WHAT IS NEEDED:
Return the whole of the data exactly.

[Dataset excerpts]
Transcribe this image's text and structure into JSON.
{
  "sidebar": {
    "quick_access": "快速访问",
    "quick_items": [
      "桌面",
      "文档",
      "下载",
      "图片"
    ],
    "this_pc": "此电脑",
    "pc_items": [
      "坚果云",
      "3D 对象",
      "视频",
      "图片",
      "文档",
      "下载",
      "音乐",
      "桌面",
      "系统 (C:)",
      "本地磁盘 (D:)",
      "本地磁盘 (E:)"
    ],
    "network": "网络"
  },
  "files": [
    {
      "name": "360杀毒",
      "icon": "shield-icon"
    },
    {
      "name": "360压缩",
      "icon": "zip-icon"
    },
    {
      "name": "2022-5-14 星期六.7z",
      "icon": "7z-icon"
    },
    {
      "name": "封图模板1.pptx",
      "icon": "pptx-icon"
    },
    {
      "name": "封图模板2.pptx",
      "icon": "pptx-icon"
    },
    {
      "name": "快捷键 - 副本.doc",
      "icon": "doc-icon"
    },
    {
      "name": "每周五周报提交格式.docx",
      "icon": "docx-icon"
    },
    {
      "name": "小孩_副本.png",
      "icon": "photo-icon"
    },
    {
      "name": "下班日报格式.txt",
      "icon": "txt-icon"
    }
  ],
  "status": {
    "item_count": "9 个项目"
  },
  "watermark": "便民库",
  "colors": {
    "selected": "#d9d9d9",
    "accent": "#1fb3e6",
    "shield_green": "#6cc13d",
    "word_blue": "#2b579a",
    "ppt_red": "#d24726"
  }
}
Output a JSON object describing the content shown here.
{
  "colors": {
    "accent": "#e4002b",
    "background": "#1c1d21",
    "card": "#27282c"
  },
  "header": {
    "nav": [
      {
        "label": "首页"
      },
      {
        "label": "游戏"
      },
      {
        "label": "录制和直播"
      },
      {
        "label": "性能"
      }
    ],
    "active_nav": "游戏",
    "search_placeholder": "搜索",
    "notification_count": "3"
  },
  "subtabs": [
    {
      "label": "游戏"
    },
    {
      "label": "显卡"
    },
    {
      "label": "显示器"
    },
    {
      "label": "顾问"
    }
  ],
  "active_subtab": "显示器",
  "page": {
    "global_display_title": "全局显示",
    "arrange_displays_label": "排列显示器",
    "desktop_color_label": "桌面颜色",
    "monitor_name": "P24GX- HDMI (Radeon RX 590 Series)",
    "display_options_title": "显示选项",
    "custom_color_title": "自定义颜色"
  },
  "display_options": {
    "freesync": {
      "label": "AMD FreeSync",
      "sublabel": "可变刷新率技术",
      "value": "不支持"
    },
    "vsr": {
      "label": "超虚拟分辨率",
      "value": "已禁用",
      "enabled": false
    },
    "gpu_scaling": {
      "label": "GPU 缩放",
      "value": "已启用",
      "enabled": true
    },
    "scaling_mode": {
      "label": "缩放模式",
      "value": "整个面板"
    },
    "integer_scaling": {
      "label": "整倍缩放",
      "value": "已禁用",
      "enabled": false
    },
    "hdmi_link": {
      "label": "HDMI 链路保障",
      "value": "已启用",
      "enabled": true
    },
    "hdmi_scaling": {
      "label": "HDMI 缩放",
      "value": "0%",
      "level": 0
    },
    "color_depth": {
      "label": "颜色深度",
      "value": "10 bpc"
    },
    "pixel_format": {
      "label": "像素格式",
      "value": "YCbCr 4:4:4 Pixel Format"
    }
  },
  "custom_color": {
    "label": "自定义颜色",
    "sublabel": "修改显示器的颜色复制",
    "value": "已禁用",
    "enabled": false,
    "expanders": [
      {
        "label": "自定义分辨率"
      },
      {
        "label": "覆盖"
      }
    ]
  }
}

RESPONSE TO THE EXERCISE:
Transcribe this image's text and structure into JSON.
{
  "sidebar": {
    "quick_access": "快速访问",
    "quick_items": [
      "桌面",
      "文档",
      "下载",
      "图片"
    ],
    "this_pc": "此电脑",
    "pc_items": [
      "坚果云",
      "3D 对象",
      "视频",
      "图片",
      "文档",
      "下载",
      "音乐",
      "桌面",
      "系统 (C:)",
      "本地磁盘 (D:)",
      "本地磁盘 (E:)"
    ],
    "network": "网络"
  },
  "files": [
    {
      "name": "360杀毒",
      "icon": "shield-icon"
    },
    {
      "name": "360压缩",
      "icon": "zip-icon"
    },
    {
      "name": "2022-5-14 星期六.7z",
      "icon": "7z-icon"
    },
    {
      "name": "封图模板1.pptx",
      "icon": "pptx-icon"
    },
    {
      "name": "封图模板2.pptx",
      "icon": "pptx-icon"
    },
    {
      "name": "快捷键 - 副本.doc",
      "icon": "doc-icon"
    },
    {
      "name": "每周五周报提交格式.docx",
      "icon": "docx-icon"
    },
    {
      "name": "小孩_副本.png",
      "icon": "photo-icon"
    },
    {
      "name": "下班日报格式.txt",
      "icon": "txt-icon"
    }
  ],
  "status": {
    "item_count": "9 个项目"
  },
  "watermark": "便民库",
  "colors": {
    "selected": "#d9d9d9",
    "accent": "#1fb3e6",
    "shield_green": "#6cc13d",
    "word_blue": "#2b579a",
    "ppt_red": "#d24726"
  }
}
Output a JSON object describing the content shown here.
{
  "colors": {
    "accent": "#e4002b",
    "background": "#1c1d21",
    "card": "#27282c"
  },
  "header": {
    "nav": [
      {
        "label": "首页"
      },
      {
        "label": "游戏"
      },
      {
        "label": "录制和直播"
      },
      {
        "label": "性能"
      }
    ],
    "active_nav": "游戏",
    "search_placeholder": "搜索",
    "notification_count": "3"
  },
  "subtabs": [
    {
      "label": "游戏"
    },
    {
      "label": "显卡"
    },
    {
      "label": "显示器"
    },
    {
      "label": "顾问"
    }
  ],
  "active_subtab": "显示器",
  "page": {
    "global_display_title": "全局显示",
    "arrange_displays_label": "排列显示器",
    "desktop_color_label": "桌面颜色",
    "monitor_name": "P24GX- HDMI (Radeon RX 590 Series)",
    "display_options_title": "显示选项",
    "custom_color_title": "自定义颜色"
  },
  "display_options": {
    "freesync": {
      "label": "AMD FreeSync",
      "sublabel": "可变刷新率技术",
      "value": "不支持"
    },
    "vsr": {
      "label": "超虚拟分辨率",
      "value": "已禁用",
      "enabled": false
    },
    "gpu_scaling": {
      "label": "GPU 缩放",
      "value": "已启用",
      "enabled": true
    },
    "scaling_mode": {
      "label": "缩放模式",
      "value": "整个面板"
    },
    "integer_scaling": {
      "label": "整倍缩放",
      "value": "已禁用",
      "enabled": false
    },
    "hdmi_link": {
      "label": "HDMI 链路保障",
      "value": "已启用",
      "enabled": true
    },
    "hdmi_scaling": {
      "label": "HDMI 缩放",
      "value": "0%",
      "level": 0
    },
    "color_depth": {
      "label": "颜色深度",
      "value": "10 bpc"
    },
    "pixel_format": {
      "label": "像素格式",
      "value": "YCbCr 4:4:4 Pixel Format"
    }
  },
  "custom_color": {
    "label": "自定义颜色",
    "sublabel": "修改显示器的颜色复制",
    "value": "已禁用",
    "enabled": false,
    "expanders": [
      {
        "label": "自定义分辨率"
      },
      {
        "label": "覆盖"
      }
    ]
  }
}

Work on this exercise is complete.